Now, let’s touch on the secondary bit of information from today’s release: the 8th Generation Intel Core Processor family will be stretching across platforms (as it has traditionally done) as well as architectures and even process technologies. Those second two bullet points are brand new to the Intel branding scheme. In previous iterations, everything that was labeled “4th generation” or what have you would be based on the same CPU microarchitecture, the same architecture design, and the same process node technology. The 6th Generation Intel Core Processor family was all based on the Skylake architecture and was built on the 14nm process node. This meant that developers and OEMs had reasonable expectations of feature support and capabilities across the spectrum of 4.5-watt processors up to the performance consumer desktop space.
For what Intel is calling the 8th generation, the company has explicitly stated that it will feature multiple architectures, including the Kaby Lake refresh processors (like the 15-watt CPUs announced here), Coffee Lake designs, and Cannonlake designs. It will also have parts built on the 14nm process technology node currently in use today as well as the 10nm process technology due next year. Coffee Lake will likely find its way to the desktop consumer market later this year as a 14nm design while Cannonlake could be the 10nm refresh of Coffee Lake and span many different product segments.
In truth, it’s all very confusing, and unnecessarily so. Intel tried to justify the change by telling us that the generations will be viewed “through the lens” of consumers and business that have specific needs for performance, battery life, and features. To me, it seems that simply excluding the Kaby Lake refresh processors from the 8th generation branding would have solved much of this issue, but maybe other Kaby Lake-based processors are still coming to fruition that we aren’t aware of that will need the branding advancement.
Regardless of what Intel calls them and why, the 15-watt processor announcements today will have a dramatic impact on performance for consumers that fall into the 2-in-1 or thin and light landscape. As a user in this space myself, I can tell you I am personally excited at the idea of better performance for light video editing on the go (even if plugged into power) while no longer needing to be bogged down by a big, heavy notebook to ensure top performance. This move should put AMD’s Raven Ridge on notice, as the expected quad-core design will now have to rely nearly completely on its integrated GPU performance to stand out. It also puts Qualcomm on edge with the pending release of Windows 10 devices powered by Snapdragon that may have more trouble dealing with potential performance considerations.

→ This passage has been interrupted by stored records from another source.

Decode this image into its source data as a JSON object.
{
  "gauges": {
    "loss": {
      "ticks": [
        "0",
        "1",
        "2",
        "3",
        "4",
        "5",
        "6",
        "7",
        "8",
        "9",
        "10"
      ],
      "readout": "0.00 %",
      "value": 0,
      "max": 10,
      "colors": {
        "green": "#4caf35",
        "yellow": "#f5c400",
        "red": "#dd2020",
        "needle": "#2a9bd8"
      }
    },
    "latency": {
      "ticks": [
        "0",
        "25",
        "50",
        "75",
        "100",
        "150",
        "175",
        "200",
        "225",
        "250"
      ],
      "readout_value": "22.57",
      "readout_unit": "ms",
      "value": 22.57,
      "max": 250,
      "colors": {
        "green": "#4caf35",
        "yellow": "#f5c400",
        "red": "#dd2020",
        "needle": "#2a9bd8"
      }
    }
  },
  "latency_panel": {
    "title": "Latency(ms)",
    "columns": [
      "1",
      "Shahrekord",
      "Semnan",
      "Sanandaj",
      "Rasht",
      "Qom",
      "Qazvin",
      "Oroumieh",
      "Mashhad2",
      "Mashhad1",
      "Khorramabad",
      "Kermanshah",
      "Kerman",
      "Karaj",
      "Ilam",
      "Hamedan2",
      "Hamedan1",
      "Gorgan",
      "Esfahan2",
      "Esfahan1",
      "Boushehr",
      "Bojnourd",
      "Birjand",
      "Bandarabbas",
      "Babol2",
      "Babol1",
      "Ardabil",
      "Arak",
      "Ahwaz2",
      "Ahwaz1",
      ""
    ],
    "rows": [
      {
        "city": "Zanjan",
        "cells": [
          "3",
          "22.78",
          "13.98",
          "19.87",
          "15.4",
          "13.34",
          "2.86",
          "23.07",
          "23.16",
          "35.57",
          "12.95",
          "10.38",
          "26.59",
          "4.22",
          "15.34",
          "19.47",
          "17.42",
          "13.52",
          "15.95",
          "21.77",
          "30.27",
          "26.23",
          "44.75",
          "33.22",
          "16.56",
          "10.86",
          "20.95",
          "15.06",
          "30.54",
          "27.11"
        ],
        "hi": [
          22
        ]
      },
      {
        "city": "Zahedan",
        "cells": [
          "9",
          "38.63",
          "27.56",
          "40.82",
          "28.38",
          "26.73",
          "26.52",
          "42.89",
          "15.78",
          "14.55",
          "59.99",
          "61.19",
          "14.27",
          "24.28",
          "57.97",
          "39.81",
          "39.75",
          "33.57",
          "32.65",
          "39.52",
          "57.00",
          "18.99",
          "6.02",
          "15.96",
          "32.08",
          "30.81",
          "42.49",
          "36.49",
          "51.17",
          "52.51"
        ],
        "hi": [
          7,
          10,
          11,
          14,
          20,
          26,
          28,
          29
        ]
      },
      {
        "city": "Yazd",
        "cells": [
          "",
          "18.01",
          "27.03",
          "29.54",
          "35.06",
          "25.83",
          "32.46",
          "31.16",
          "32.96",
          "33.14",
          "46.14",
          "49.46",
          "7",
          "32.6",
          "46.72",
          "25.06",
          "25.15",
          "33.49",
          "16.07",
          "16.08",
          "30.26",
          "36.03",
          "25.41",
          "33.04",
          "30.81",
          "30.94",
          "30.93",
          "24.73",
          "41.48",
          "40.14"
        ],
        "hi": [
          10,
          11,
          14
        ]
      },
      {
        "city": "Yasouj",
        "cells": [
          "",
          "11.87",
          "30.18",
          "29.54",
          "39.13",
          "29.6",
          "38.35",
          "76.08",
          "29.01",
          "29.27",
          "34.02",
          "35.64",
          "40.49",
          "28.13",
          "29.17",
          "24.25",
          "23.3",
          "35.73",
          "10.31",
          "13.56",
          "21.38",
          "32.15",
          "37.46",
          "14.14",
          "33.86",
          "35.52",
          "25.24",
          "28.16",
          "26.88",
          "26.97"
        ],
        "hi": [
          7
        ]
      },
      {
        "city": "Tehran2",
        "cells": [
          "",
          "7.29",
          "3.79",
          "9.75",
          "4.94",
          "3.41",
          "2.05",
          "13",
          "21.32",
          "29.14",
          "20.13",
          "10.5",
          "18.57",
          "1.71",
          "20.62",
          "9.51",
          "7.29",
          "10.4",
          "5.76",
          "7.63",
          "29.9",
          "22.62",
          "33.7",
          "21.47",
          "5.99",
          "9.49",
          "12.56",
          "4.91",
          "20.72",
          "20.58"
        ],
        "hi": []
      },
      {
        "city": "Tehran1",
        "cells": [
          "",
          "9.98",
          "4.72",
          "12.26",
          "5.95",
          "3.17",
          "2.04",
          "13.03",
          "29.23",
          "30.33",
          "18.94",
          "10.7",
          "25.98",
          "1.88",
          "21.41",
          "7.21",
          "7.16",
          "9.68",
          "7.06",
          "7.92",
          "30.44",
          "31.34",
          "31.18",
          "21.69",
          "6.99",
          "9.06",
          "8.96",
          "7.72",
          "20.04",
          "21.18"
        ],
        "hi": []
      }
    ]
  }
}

As I said at the beginning, if you thought this fall was going to be a snooze-fest after the excitement of the summer, you are sorely mistaken.